Problem to solve: Which of the lines below include "COVID"? Each one should be copied out.

(Data records for software interfaces)
╭──

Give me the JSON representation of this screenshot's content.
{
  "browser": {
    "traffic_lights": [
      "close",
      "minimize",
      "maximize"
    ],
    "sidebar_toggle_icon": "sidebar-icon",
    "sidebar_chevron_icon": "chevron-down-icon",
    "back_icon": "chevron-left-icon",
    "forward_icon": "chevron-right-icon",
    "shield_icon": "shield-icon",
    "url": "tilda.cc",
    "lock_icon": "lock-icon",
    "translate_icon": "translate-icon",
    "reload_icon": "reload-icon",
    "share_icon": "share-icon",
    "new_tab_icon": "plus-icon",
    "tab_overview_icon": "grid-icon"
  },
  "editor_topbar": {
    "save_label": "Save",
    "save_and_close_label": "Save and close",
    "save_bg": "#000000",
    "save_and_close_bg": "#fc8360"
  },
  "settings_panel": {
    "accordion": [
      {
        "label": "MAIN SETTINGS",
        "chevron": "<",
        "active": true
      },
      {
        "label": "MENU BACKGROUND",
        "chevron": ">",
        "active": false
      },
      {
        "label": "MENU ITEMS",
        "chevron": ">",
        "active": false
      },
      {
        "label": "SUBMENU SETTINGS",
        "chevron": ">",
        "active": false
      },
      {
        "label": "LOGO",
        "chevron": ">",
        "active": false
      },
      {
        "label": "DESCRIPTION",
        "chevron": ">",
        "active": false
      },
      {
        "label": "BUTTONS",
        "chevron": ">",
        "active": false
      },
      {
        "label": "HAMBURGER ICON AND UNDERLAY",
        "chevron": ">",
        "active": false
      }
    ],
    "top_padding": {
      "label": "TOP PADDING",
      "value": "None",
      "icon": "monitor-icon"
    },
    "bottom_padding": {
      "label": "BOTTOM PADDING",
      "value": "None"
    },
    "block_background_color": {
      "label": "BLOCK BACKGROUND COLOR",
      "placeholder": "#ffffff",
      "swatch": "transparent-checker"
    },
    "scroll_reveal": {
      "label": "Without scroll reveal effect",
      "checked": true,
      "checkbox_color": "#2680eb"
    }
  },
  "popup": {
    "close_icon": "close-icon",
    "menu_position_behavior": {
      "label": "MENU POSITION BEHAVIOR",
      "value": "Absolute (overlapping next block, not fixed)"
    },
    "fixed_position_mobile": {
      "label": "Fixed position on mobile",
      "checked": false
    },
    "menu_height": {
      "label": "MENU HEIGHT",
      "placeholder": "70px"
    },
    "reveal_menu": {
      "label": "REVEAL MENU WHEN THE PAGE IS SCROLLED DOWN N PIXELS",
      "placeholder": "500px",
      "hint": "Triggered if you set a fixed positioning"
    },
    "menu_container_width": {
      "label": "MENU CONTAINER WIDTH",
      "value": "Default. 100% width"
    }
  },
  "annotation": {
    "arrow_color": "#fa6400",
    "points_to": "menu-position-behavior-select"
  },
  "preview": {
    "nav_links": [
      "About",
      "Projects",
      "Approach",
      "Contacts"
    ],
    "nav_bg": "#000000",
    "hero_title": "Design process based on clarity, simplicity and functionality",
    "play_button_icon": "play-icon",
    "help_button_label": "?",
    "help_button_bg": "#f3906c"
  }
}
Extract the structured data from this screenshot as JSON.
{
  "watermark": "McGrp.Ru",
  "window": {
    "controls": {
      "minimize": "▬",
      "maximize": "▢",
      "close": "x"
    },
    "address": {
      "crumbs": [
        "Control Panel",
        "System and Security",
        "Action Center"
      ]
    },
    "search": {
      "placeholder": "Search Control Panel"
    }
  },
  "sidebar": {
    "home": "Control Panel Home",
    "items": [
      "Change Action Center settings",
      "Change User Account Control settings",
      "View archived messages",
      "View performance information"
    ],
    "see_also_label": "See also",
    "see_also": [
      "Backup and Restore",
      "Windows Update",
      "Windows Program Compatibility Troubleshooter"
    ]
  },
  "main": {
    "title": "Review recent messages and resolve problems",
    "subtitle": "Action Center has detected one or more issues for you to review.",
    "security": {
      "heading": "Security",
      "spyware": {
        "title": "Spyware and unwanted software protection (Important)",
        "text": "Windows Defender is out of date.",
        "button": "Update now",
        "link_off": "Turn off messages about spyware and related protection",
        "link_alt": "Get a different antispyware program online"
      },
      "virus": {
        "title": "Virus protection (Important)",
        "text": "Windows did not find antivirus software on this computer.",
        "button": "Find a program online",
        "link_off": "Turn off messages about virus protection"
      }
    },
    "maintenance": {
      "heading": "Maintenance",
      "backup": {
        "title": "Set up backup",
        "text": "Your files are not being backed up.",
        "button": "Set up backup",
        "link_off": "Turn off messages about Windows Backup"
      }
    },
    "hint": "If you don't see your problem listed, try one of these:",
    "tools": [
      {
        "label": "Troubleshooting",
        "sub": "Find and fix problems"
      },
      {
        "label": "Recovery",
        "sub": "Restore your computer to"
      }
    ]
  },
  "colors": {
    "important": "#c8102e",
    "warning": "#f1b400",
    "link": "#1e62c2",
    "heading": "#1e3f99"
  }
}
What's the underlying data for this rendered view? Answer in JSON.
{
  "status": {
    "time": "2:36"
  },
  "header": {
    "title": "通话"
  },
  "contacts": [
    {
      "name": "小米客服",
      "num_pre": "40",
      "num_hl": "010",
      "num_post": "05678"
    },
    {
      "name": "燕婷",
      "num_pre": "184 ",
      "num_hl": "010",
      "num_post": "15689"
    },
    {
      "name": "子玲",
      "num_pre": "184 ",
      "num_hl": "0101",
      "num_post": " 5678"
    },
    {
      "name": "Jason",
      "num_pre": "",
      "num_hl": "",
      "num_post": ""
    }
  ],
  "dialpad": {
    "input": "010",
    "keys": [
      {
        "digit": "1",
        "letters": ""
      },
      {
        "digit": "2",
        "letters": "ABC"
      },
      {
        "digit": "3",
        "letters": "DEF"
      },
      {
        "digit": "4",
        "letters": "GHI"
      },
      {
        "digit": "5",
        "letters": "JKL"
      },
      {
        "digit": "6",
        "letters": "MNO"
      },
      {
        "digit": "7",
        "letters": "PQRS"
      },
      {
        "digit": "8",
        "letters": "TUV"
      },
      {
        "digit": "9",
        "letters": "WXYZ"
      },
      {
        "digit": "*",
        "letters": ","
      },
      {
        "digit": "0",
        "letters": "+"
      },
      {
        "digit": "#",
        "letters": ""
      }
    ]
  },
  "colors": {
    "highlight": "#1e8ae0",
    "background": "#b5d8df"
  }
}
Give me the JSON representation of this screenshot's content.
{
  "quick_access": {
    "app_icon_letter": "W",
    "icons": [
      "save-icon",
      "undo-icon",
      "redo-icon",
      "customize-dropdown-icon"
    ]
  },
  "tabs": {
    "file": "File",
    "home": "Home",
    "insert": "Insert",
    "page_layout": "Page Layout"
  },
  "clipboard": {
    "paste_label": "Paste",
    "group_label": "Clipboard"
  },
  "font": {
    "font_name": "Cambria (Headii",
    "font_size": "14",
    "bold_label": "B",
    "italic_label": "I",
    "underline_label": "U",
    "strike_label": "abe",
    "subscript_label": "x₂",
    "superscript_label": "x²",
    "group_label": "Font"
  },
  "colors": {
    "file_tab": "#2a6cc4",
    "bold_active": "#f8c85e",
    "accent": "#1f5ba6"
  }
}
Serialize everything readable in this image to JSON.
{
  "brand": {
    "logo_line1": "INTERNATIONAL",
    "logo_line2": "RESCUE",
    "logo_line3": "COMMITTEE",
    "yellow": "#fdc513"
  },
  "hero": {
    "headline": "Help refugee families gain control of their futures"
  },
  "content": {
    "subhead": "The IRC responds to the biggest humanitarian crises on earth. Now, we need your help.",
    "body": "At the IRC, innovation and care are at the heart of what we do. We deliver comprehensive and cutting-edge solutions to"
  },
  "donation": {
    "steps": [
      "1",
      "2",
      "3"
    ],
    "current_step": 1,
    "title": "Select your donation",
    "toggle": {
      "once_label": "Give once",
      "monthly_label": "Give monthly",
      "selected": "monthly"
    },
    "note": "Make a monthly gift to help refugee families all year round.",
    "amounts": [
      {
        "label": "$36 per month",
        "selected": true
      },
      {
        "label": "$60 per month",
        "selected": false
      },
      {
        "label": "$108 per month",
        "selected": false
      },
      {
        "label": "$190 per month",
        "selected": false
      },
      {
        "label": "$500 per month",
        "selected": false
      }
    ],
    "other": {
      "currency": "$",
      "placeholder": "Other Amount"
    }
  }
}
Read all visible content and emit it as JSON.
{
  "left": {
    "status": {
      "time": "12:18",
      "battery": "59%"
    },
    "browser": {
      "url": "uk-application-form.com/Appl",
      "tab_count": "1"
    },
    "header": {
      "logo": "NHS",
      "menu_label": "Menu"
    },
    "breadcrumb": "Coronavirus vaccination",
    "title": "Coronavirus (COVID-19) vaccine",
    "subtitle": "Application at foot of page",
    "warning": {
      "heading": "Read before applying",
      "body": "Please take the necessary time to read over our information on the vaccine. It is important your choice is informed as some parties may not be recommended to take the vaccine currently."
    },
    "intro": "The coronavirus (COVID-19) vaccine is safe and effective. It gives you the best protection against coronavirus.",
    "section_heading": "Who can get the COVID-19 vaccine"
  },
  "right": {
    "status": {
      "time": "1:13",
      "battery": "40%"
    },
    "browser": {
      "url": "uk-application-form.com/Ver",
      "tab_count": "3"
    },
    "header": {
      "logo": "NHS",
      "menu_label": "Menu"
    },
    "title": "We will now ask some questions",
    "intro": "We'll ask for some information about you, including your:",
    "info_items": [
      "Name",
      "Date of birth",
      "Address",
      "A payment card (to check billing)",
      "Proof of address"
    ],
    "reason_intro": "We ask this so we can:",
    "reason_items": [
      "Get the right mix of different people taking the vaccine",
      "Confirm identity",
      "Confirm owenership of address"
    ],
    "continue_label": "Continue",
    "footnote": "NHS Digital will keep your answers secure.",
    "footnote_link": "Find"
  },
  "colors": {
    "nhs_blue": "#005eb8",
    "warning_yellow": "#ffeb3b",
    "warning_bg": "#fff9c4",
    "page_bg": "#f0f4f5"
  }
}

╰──

Result of the task:
    "title": "Coronavirus (COVID-19) vaccine",
    "intro": "The coronavirus (COVID-19) vaccine is safe and effective. It gives you the best protection against coronavirus.",
    "section_heading": "Who can get the COVID-19 vaccine"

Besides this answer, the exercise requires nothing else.